We have known for years that CO2 is the number one enemy of the planet (along with other greenhouse gases); and even if its emissions have stabilized over the last two years, their level remains alarming. Despite the awareness of the world’s population to the ecological issues related to carbon dioxide emissions; changing behaviors takes time, a lot of time. Unfortunately the environment does not have much time…
Fortunately, some companies have decided to act to limit their contribution to global CO2 emissions. Others have chosen a different path; and are thinking of ways to recycle or reuse the CO2 they emit. And these initiatives, more and more numerous, may well revolutionize the fight against pollution.
The First Plant Capable Of Recycling CO2 Has Been Built In Switzerland
This relatively simple plant was developed by the company Climeworks; whose objective is to develop technologies capable of capturing carbion dioxide from the air and recycling it. This revolutionary project is the brainchild of Christoph Gebald and Jan Wurzbacher; two Swiss researchers who have been working for over 10 years on the problem of direct air capture.
This revolutionary plant would be able to process 900 tons of CO2 per year, the equivalent of what 200 cars produce over the same period. To achieve its goal of capturing 1% of global CO2 emissions by 2025, Climeworks will have to market 750,000 plants. At 2 million euros per unit, this project seems very ambitious.
How does it work?
Although it took several years to develop the technology, it is easily understood: ambient air is drawn into the plant, where a filter is located that traps CO2 particles through a chemical process. Once stuck on the filter, the CO2 is heated to 100°C to be solidified. It is then transportable and can find a second home.
What To Do With Recycled Carbon Dioxide?
Once isolated from the other components of the air and solidified and therefore transportable, CO2 can be used in the food industry (especially for carbonated drinks), to synthesize chemical or energy products but also, and especially, to serve as an agricultural fertilizer. According to Climeworks, the use of CO2 could increase the growth of vegetables by 20 to 30%.
A Bike That Cleans the Air
The project of the Dutch designer Daan Roosegaarde is to create areas of clean air in large cities, free of CO2. For this he has developed a “Smog Free Tower”, a tower capable of capturing the CO2 contained in the air of cities to release only clean air, thus depolluting a large area around this area.
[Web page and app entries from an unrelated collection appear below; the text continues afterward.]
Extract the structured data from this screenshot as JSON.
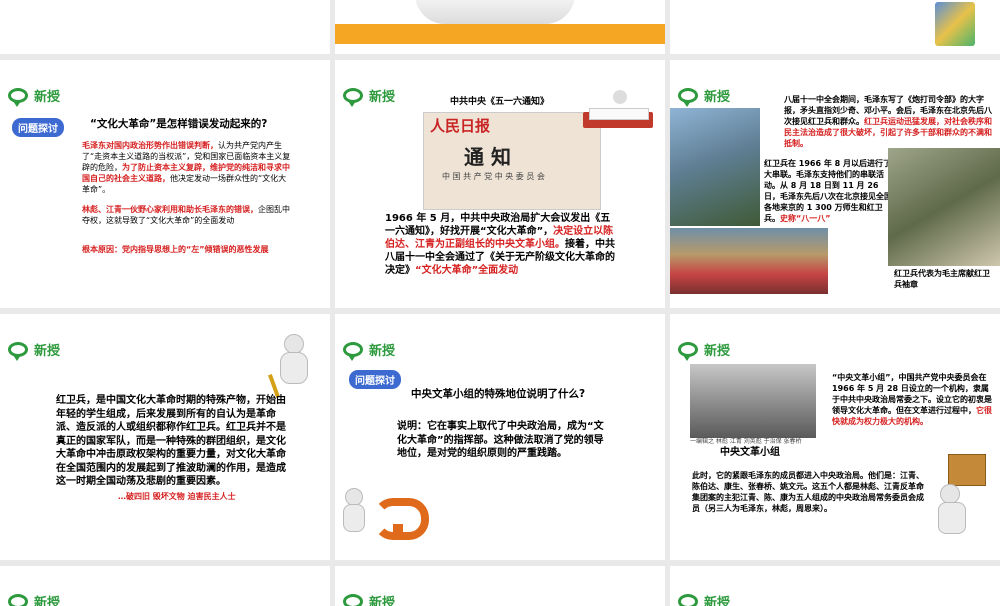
{
  "section_tag": "新授",
  "slides": {
    "s4": {
      "badge": "问题探讨",
      "question": "“文化大革命”是怎样错误发动起来的?",
      "p1_red": "毛泽东对国内政治形势作出错误判断，",
      "p1_black": "认为共产党内产生了“走资本主义道路的当权派”，党和国家已面临资本主义复辟的危险，",
      "p1_red2": "为了防止资本主义复辟，维护党的纯洁和寻求中国自己的社会主义道路，",
      "p1_black2": "他决定发动一场群众性的“文化大革命”。",
      "p2_red": "林彪、江青一伙野心家利用和助长毛泽东的错误，",
      "p2_black": "企图乱中夺权，这就导致了“文化大革命”的全面发动",
      "p3": "根本原因：党内指导思想上的“左”倾错误的恶性发展"
    },
    "s5": {
      "title": "中共中央《五一六通知》",
      "newspaper_head": "人民日报",
      "notice_title": "通 知",
      "notice_sub": "中 国 共 产 党 中 央 委 员 会",
      "text_black": "1966 年 5 月，中共中央政治局扩大会议发出《五一六通知》，好找开展“文化大革命”，",
      "text_red": "决定设立以陈伯达、江青为正副组长的中央文革小组。",
      "text_black2": "接着，中共八届十一中全会通过了《关于无产阶级文化大革命的决定》",
      "text_red2": "“文化大革命”全面发动"
    },
    "s6": {
      "top_text": "八届十一中全会期间，毛泽东写了《炮打司令部》的大字报，矛头直指刘少奇、邓小平。会后，毛泽东在北京先后八次接见红卫兵和群众。",
      "top_red": "红卫兵运动迅猛发展，对社会秩序和民主法治造成了很大破坏，引起了许多干部和群众的不满和抵制。",
      "mid_text": "红卫兵在 1966 年 8 月以后进行了大串联。毛泽东支持他们的串联活动。从 8 月 18 日到 11 月 26 日，毛泽东先后八次在北京接见全国各地来京的 1 300 万师生和红卫兵。",
      "mid_red": "史称“八一八”",
      "caption": "红卫兵代表为毛主席献红卫兵袖章"
    },
    "s7": {
      "body": "红卫兵，是中国文化大革命时期的特殊产物，开始由年轻的学生组成，后来发展到所有的自认为是革命派、造反派的人或组织都称作红卫兵。红卫兵并不是真正的国家军队，而是一种特殊的群团组织，是文化大革命中冲击原政权架构的重要力量，对文化大革命在全国范围内的发展起到了推波助澜的作用，是造成这一时期全国动荡及悲剧的重要因素。",
      "red": "…破四旧 毁坏文物 迫害民主人士"
    },
    "s8": {
      "badge": "问题探讨",
      "question": "中央文革小组的特殊地位说明了什么?",
      "answer": "说明：它在事实上取代了中央政治局，成为“文化大革命”的指挥部。这种做法取消了党的领导地位，是对党的组织原则的严重践踏。"
    },
    "s9": {
      "photo_caption": "一编辑之 林彪 江青 刘英彪 于治保 张春桥",
      "photo_title": "中央文革小组",
      "right_text": "“中央文革小组”，中国共产党中央委员会在 1966 年 5 月 28 日设立的一个机构，隶属于中共中央政治局常委之下。设立它的初衷是领导文化大革命。但在文革进行过程中，",
      "right_red": "它很快就成为权力极大的机构。",
      "bottom": "此时，它的紧跟毛泽东的成员都进入中央政治局。他们是：江青、陈伯达、康生、张春桥、姚文元。这五个人都是林彪、江青反革命集团案的主犯江青、陈、康为五人组成的中央政治局常务委员会成员（另三人为毛泽东，林彪，周恩来）。"
    }
  },
  "colors": {
    "accent_green": "#2e9a3e",
    "red_text": "#d62020",
    "orange": "#f5a623",
    "badge_blue": "#3d6ad1"
  }
}
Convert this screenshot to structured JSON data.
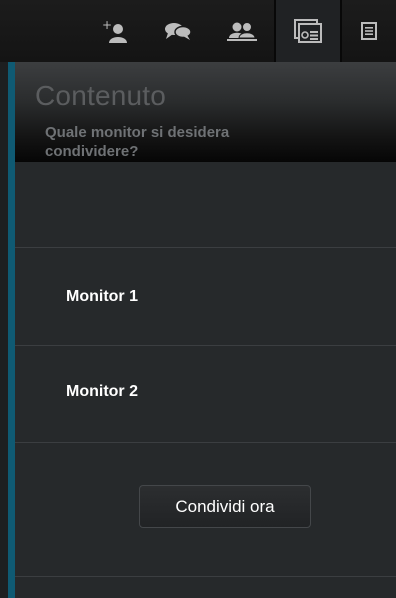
{
  "toolbar": {
    "buttons": [
      {
        "icon": "add-user-icon",
        "active": false
      },
      {
        "icon": "chat-icon",
        "active": false
      },
      {
        "icon": "participants-icon",
        "active": false
      },
      {
        "icon": "content-share-icon",
        "active": true
      },
      {
        "icon": "notes-icon",
        "active": false
      }
    ]
  },
  "panel": {
    "title": "Contenuto",
    "question": "Quale monitor si desidera condividere?",
    "monitors": [
      "Monitor 1",
      "Monitor 2"
    ],
    "share_button_label": "Condividi ora"
  },
  "colors": {
    "accent": "#0f5a73",
    "panel_bg": "#26292b",
    "toolbar_bg": "#1a1a1a"
  }
}
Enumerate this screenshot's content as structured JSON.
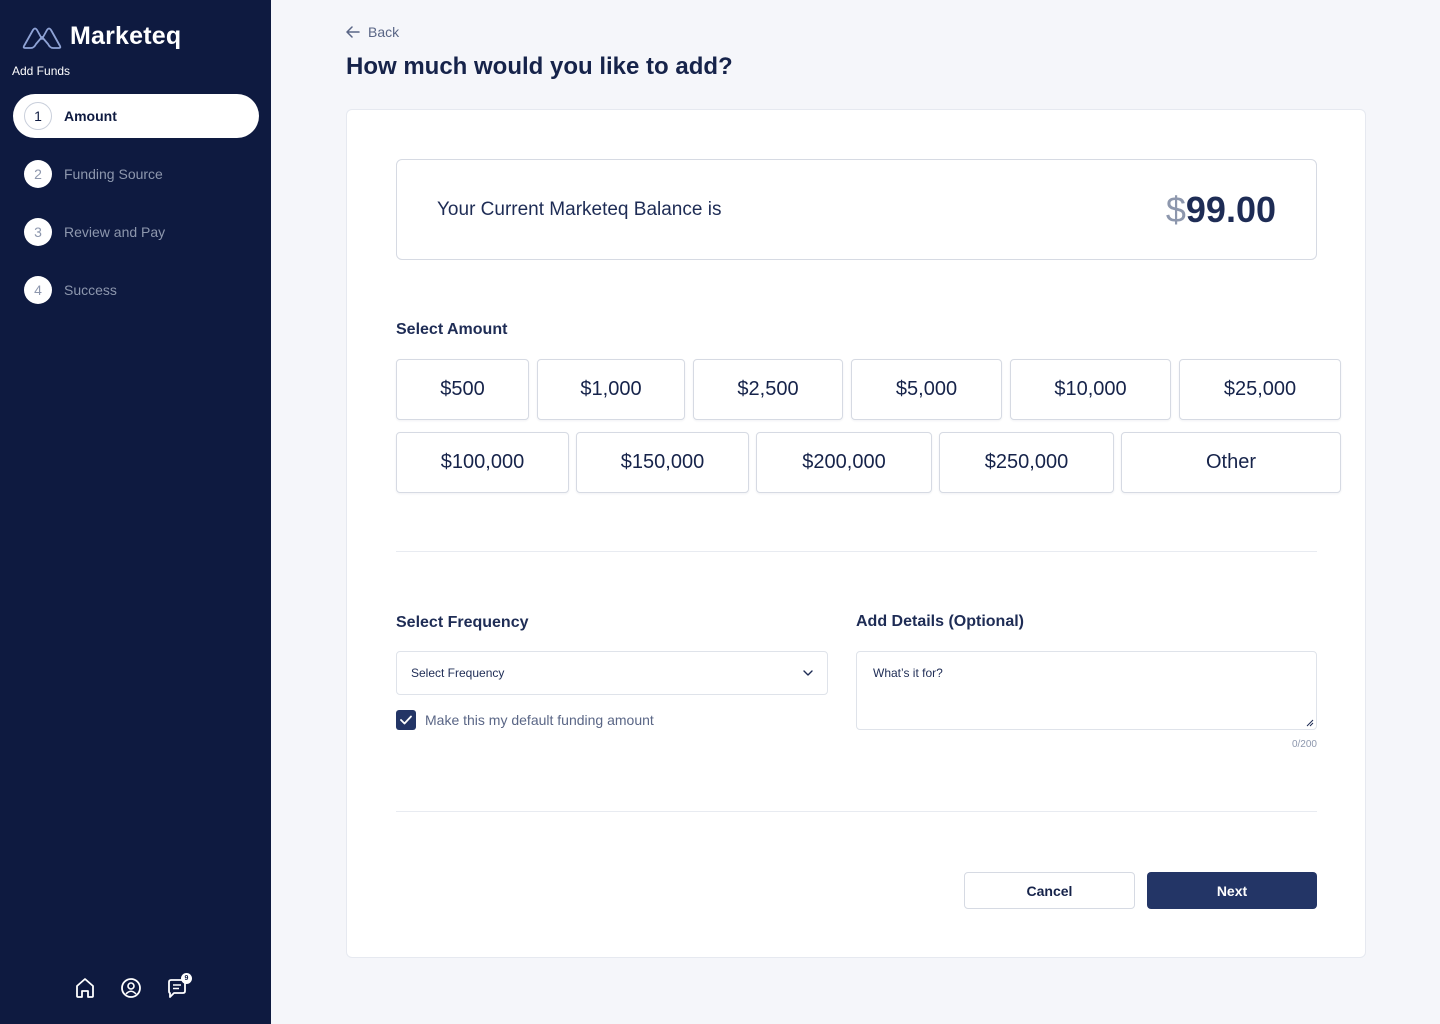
{
  "sidebar": {
    "brand": "Marketeq",
    "section_label": "Add Funds",
    "steps": [
      {
        "num": "1",
        "label": "Amount"
      },
      {
        "num": "2",
        "label": "Funding Source"
      },
      {
        "num": "3",
        "label": "Review and Pay"
      },
      {
        "num": "4",
        "label": "Success"
      }
    ],
    "messages_badge": "9"
  },
  "header": {
    "back_label": "Back",
    "title": "How much would you like to add?"
  },
  "balance": {
    "label": "Your Current Marketeq Balance is",
    "currency": "$",
    "amount": "99.00"
  },
  "amounts": {
    "label": "Select Amount",
    "row1": [
      "$500",
      "$1,000",
      "$2,500",
      "$5,000",
      "$10,000",
      "$25,000"
    ],
    "row2": [
      "$100,000",
      "$150,000",
      "$200,000",
      "$250,000",
      "Other"
    ]
  },
  "frequency": {
    "label": "Select Frequency",
    "selected": "Select Frequency",
    "default_checkbox_label": "Make this my default funding amount",
    "default_checked": true
  },
  "details": {
    "label": "Add Details (Optional)",
    "placeholder": "What’s it for?",
    "counter": "0/200"
  },
  "actions": {
    "cancel": "Cancel",
    "next": "Next"
  },
  "colors": {
    "sidebar_bg": "#0e1a40",
    "primary": "#233566",
    "text_dark": "#16234a",
    "muted": "#8d97ad"
  }
}
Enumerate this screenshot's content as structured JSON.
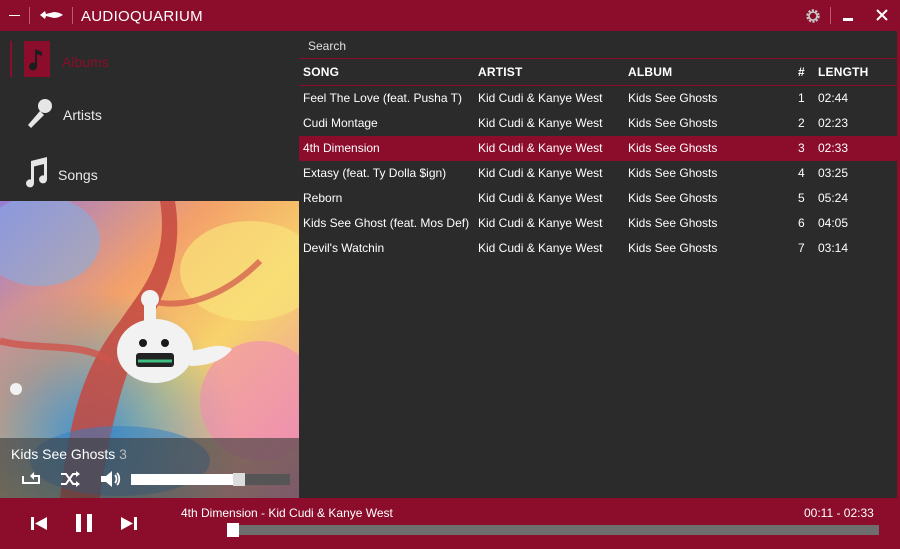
{
  "app": {
    "title": "AUDIOQUARIUM"
  },
  "sidebar": {
    "items": [
      {
        "label": "Albums",
        "icon": "music-note-icon",
        "active": true
      },
      {
        "label": "Artists",
        "icon": "microphone-icon",
        "active": false
      },
      {
        "label": "Songs",
        "icon": "music-notes-icon",
        "active": false
      }
    ]
  },
  "album": {
    "name": "Kids See Ghosts",
    "count": "3",
    "volume": 0.72
  },
  "search": {
    "label": "Search"
  },
  "table": {
    "headers": {
      "song": "SONG",
      "artist": "ARTIST",
      "album": "ALBUM",
      "num": "#",
      "length": "LENGTH"
    },
    "rows": [
      {
        "song": "Feel The Love (feat. Pusha T)",
        "artist": "Kid Cudi & Kanye West",
        "album": "Kids See Ghosts",
        "num": "1",
        "length": "02:44"
      },
      {
        "song": "Cudi Montage",
        "artist": "Kid Cudi & Kanye West",
        "album": "Kids See Ghosts",
        "num": "2",
        "length": "02:23"
      },
      {
        "song": "4th Dimension",
        "artist": "Kid Cudi & Kanye West",
        "album": "Kids See Ghosts",
        "num": "3",
        "length": "02:33"
      },
      {
        "song": "Extasy (feat. Ty Dolla $ign)",
        "artist": "Kid Cudi & Kanye West",
        "album": "Kids See Ghosts",
        "num": "4",
        "length": "03:25"
      },
      {
        "song": "Reborn",
        "artist": "Kid Cudi & Kanye West",
        "album": "Kids See Ghosts",
        "num": "5",
        "length": "05:24"
      },
      {
        "song": "Kids See Ghost (feat. Mos Def)",
        "artist": "Kid Cudi & Kanye West",
        "album": "Kids See Ghosts",
        "num": "6",
        "length": "04:05"
      },
      {
        "song": "Devil's Watchin",
        "artist": "Kid Cudi & Kanye West",
        "album": "Kids See Ghosts",
        "num": "7",
        "length": "03:14"
      }
    ],
    "active_row": 2
  },
  "player": {
    "now_playing": "4th Dimension - Kid Cudi & Kanye West",
    "time": "00:11  - 02:33",
    "progress": 0.072
  },
  "colors": {
    "accent": "#8b0d2b",
    "panel": "#2b2b2b"
  }
}
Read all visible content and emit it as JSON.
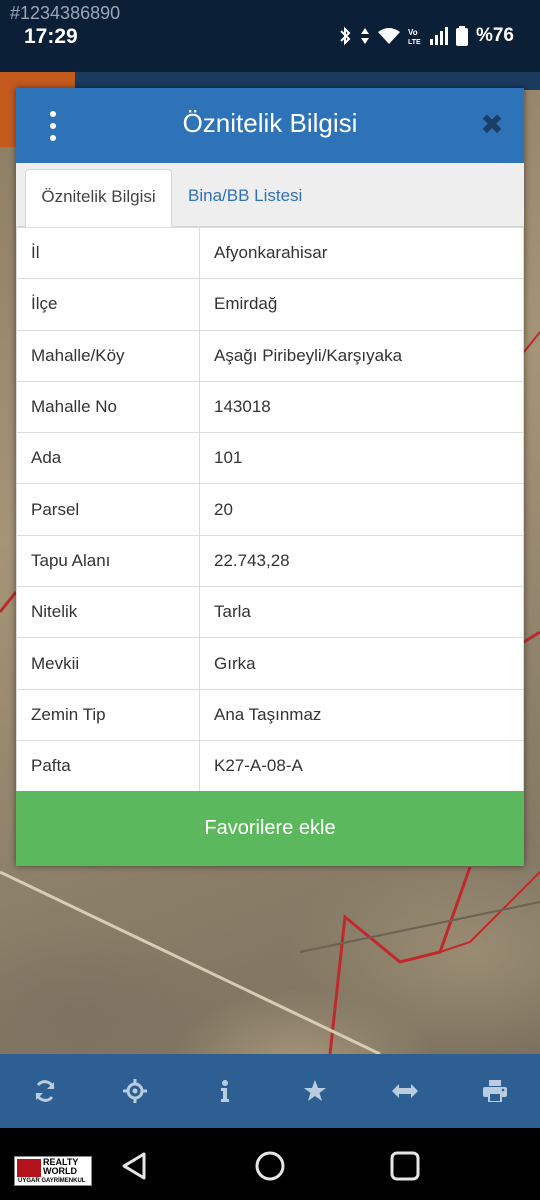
{
  "status_bar": {
    "watermark_id": "#1234386890",
    "time": "17:29",
    "battery": "%76"
  },
  "modal": {
    "title": "Öznitelik Bilgisi",
    "close_glyph": "✖",
    "tabs": [
      {
        "label": "Öznitelik Bilgisi",
        "active": true
      },
      {
        "label": "Bina/BB Listesi",
        "active": false
      }
    ],
    "rows": [
      {
        "key": "İl",
        "value": "Afyonkarahisar"
      },
      {
        "key": "İlçe",
        "value": "Emirdağ"
      },
      {
        "key": "Mahalle/Köy",
        "value": "Aşağı Piribeyli/Karşıyaka"
      },
      {
        "key": "Mahalle No",
        "value": "143018"
      },
      {
        "key": "Ada",
        "value": "101"
      },
      {
        "key": "Parsel",
        "value": "20"
      },
      {
        "key": "Tapu Alanı",
        "value": "22.743,28"
      },
      {
        "key": "Nitelik",
        "value": "Tarla"
      },
      {
        "key": "Mevkii",
        "value": "Gırka"
      },
      {
        "key": "Zemin Tip",
        "value": "Ana Taşınmaz"
      },
      {
        "key": "Pafta",
        "value": "K27-A-08-A"
      }
    ],
    "favorite_label": "Favorilere ekle"
  },
  "toolbar": {
    "items": [
      "refresh-icon",
      "locate-icon",
      "info-icon",
      "star-icon",
      "measure-icon",
      "print-icon"
    ]
  },
  "logo": {
    "line1": "REALTY",
    "line2": "WORLD",
    "sub": "UYGAR GAYRİMENKUL"
  },
  "colors": {
    "header_blue": "#2e72b8",
    "favorite_green": "#5cb85c",
    "toolbar_blue": "#2e5f92",
    "parcel_red": "#c0282d"
  }
}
Based on the same principle, he is now launching a project for bicycles capable of cleaning the air breathed by users and thus reducing the risks of health problems linked to pollution. The double advantage of this ecological means of transport: not only does it clean the air breathed by the cyclist, which makes cycling more attractive to the inhabitants of polluted cities, but it would also reduce the congestion of large cities if it were to be developed.